However, the UP electorate did not behave in the manner Rahul Gandhi had anticipated, and his plans were a complete failure. “But Bihar is not UP,” argues a former PCC president in the state, “[The Congress] is not entirely without hope here. The change of leadership in the state has at once opened up several options for the party in Bihar.”

Unlike UP, Bihar has no Mayawati with a monopoly on Dalit—or at least Jatav—votes, points out the Congress leader. It is true that Dalit voters in Bihar switch from party to party with far greater ease. Ramvilas Paswan can hardly boast of the support of any Dalit subcaste other than that of Paswans, and this is why Nitish Kumar could succeed in creating a Dalit niche for himself in the state. And yet, no one can claim that the state’s Mahadalit population is as loyal to Nitish Kumar as Paswans are to Ramvilas or UP’s Jatavs to Mayawati.

Equally significant from the point of view of today’s political scenario in Bihar is the precarious position of Ramvilas Paswan, who is said to be uncomfortable with his present partner, Lalu Prasad’s Rashtriya Janata Dal.

The Congress move to install an SC leader at the top of the party in Bihar may not just refurbish its credentials vis-à-vis Dalits, it would also exert simultaneous pressure on Nitish and Paswan—the two opponents vying all this while for Dalit favour in the state.

Incidentally, with this move, the Congress becomes the only major player in the state, besides Paswan’s LJP, that has appointed a Dalit as its president.

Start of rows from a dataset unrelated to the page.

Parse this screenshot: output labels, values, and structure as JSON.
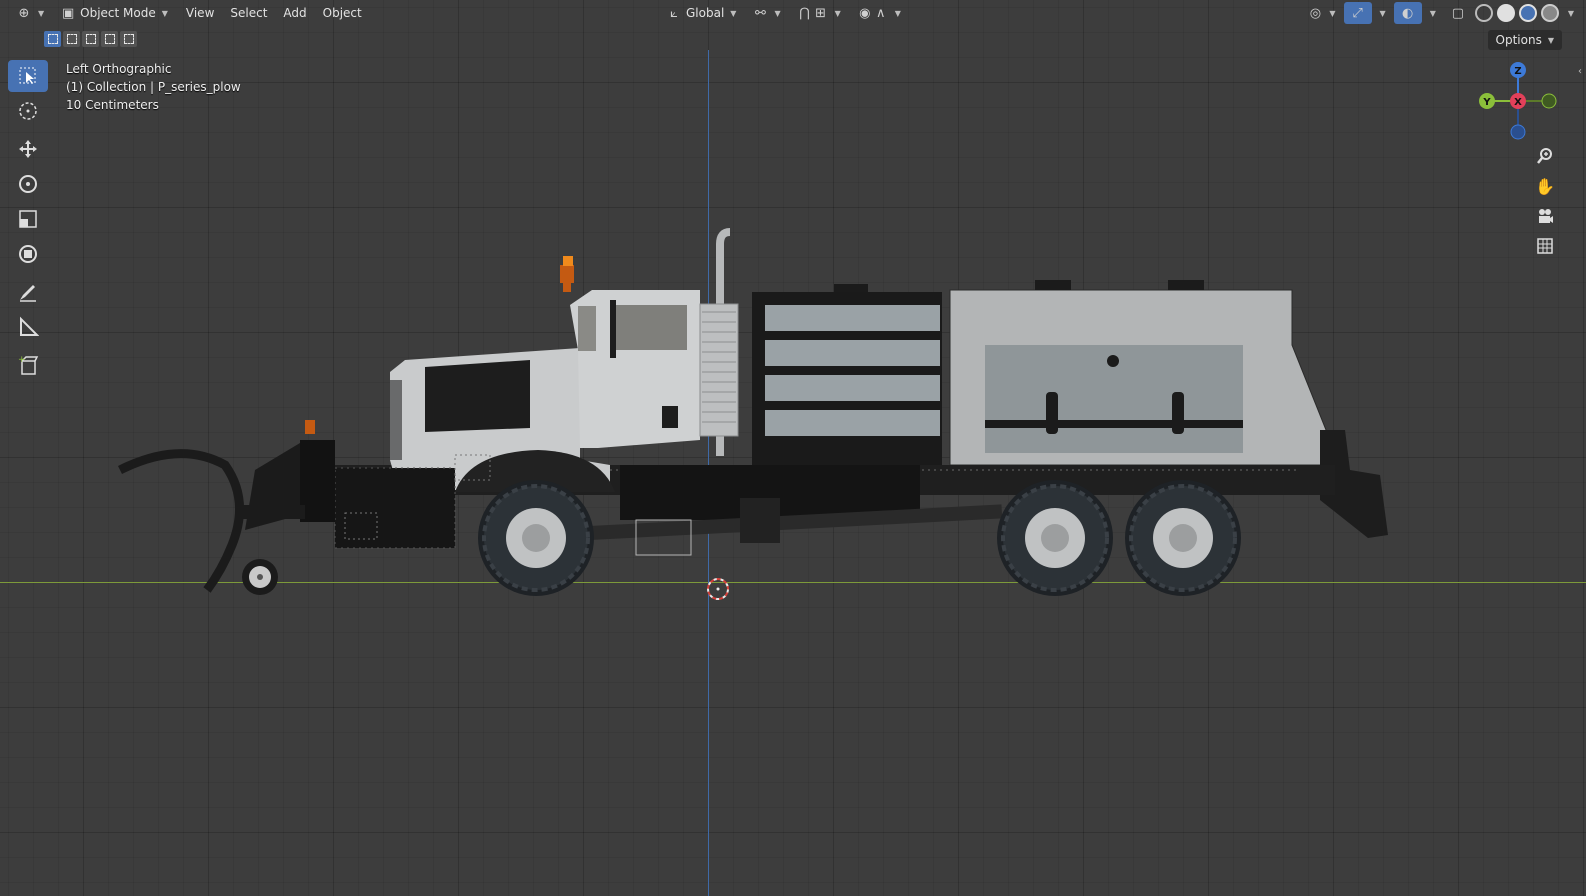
{
  "header": {
    "mode": "Object Mode",
    "menus": [
      "View",
      "Select",
      "Add",
      "Object"
    ],
    "orientation": "Global",
    "options": "Options"
  },
  "overlay": {
    "view_name": "Left Orthographic",
    "collection": "(1) Collection | P_series_plow",
    "grid_scale": "10 Centimeters"
  },
  "gizmo": {
    "z": "Z",
    "y": "Y",
    "x": "X"
  },
  "toolbar": {
    "tools": [
      "select-box-tool",
      "cursor-tool",
      "move-tool",
      "rotate-tool",
      "scale-tool",
      "transform-tool",
      "annotate-tool",
      "measure-tool",
      "add-cube-tool"
    ],
    "active": "select-box-tool"
  },
  "colors": {
    "viewport_bg": "#3d3d3d",
    "accent": "#4772b3",
    "x_axis": "#e2405a",
    "y_axis": "#8bbf3a",
    "z_axis": "#3d7ad8"
  }
}
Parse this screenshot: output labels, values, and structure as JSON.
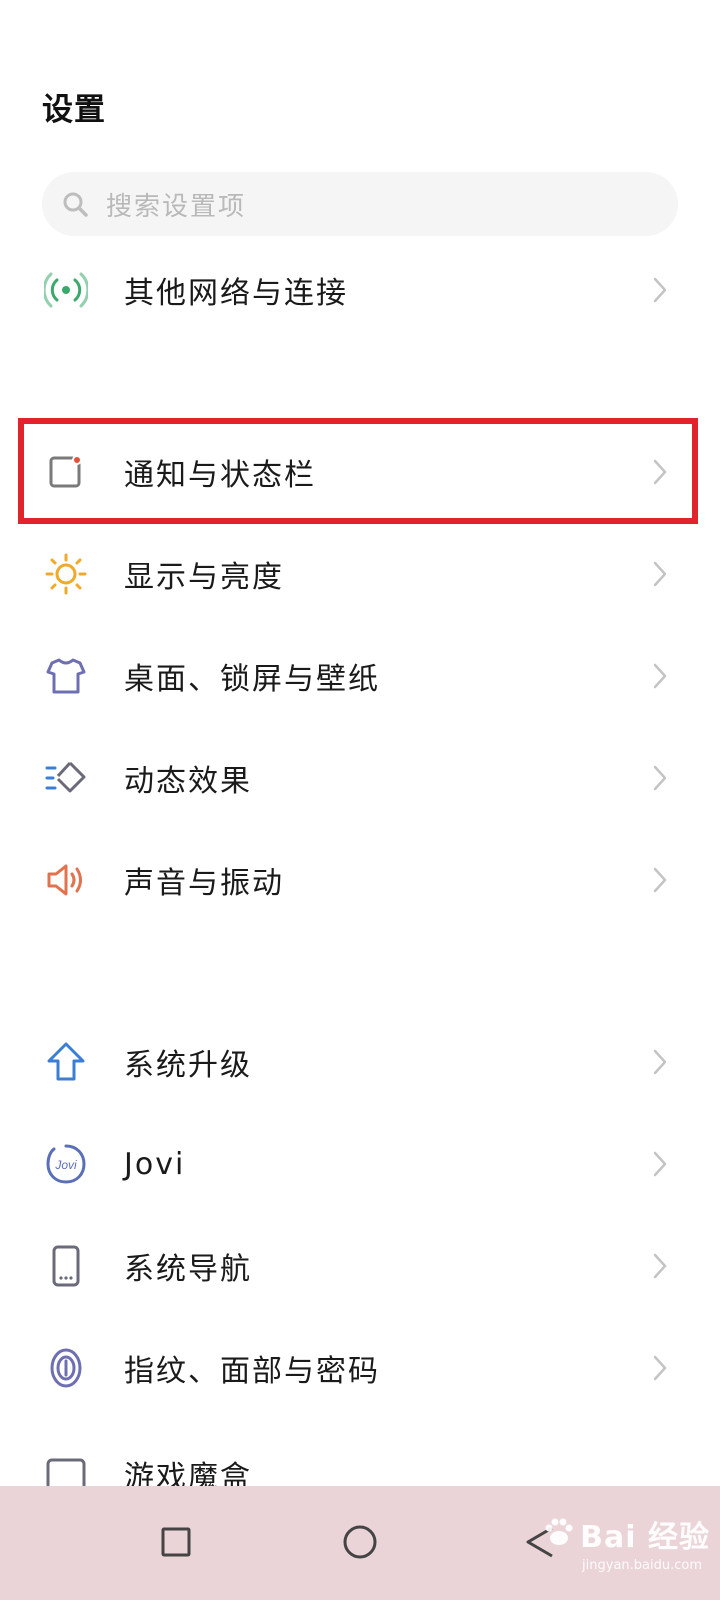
{
  "header": {
    "title": "设置"
  },
  "search": {
    "placeholder": "搜索设置项"
  },
  "items": [
    {
      "label": "其他网络与连接",
      "icon": "network-icon"
    },
    {
      "label": "通知与状态栏",
      "icon": "notification-icon",
      "highlighted": true
    },
    {
      "label": "显示与亮度",
      "icon": "brightness-icon"
    },
    {
      "label": "桌面、锁屏与壁纸",
      "icon": "wallpaper-icon"
    },
    {
      "label": "动态效果",
      "icon": "animation-icon"
    },
    {
      "label": "声音与振动",
      "icon": "sound-icon"
    },
    {
      "label": "系统升级",
      "icon": "upgrade-icon"
    },
    {
      "label": "Jovi",
      "icon": "jovi-icon"
    },
    {
      "label": "系统导航",
      "icon": "phone-icon"
    },
    {
      "label": "指纹、面部与密码",
      "icon": "fingerprint-icon"
    },
    {
      "label": "游戏魔盒",
      "icon": "game-icon"
    }
  ],
  "jovi_logo_text": "Jovi",
  "navbar": {
    "recent": "square-icon",
    "home": "circle-icon",
    "back": "back-triangle-icon"
  },
  "watermark": {
    "main": "Bai 经验",
    "sub": "jingyan.baidu.com"
  },
  "colors": {
    "highlight": "#e1232c",
    "navbar_bg": "#ead4d8"
  }
}
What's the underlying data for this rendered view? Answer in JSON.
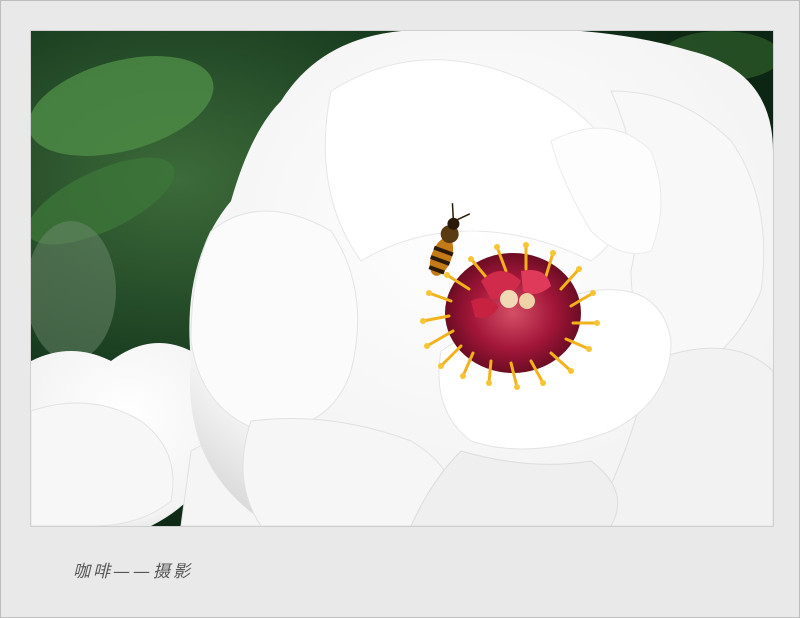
{
  "photo": {
    "subject": "peony-with-bee",
    "colors": {
      "background_dark": "#14361c",
      "leaf": "#3f7a3a",
      "petal": "#ffffff",
      "petal_shadow": "#dcdcdc",
      "center": "#8c0d2a",
      "stamen": "#f2b21c",
      "bee": "#2b1a08"
    }
  },
  "caption": {
    "signature": "咖啡——摄影"
  }
}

While the BJP’s state president Mangal Pandey is Brahmin by caste, Vashishtha Narain Singh of the JD-U is a Thakur, while Ramchandra Purve, the RJD’s state unit president, is a Vaishya.

Many in the Congress believe that the appointment of Choudhary, a relatively unknown face in Bihar politics, is a clear indication that Rahul Gandhi is looking for a long-term solution to reverse the party’s near complete wipe-out in the state caused by the rise of Mandal-Mandir politics in the Hindi belt. Attracting Mahadalit votes, now that they have begun gaining an identity as a group in Bihar, is one way out.

Whatever the case, this decision of the Congress High Command marks a break from the politics of the past. And since the emphasis is on getting away from the Mandal era of politics and regain the party’s earlier rainbow coalition, chances are that Lalu Prasad may find it even more difficult to enter a pre-poll alliance with the Congress. This is a possibility that weakens the RJD’s chances of a revival in the state even more.

As in UP, Muslim support is essential to a Congress comeback in Bihar, and if the party succeeds in setting up a credible Dalit base, it could get that support. This would be disastrous for Lalu Prasad as well as his bête noire Nitish Kumar. But will it happen? Weren’t Congress leaders equally confident of their Passi card in Uttar Pradesh?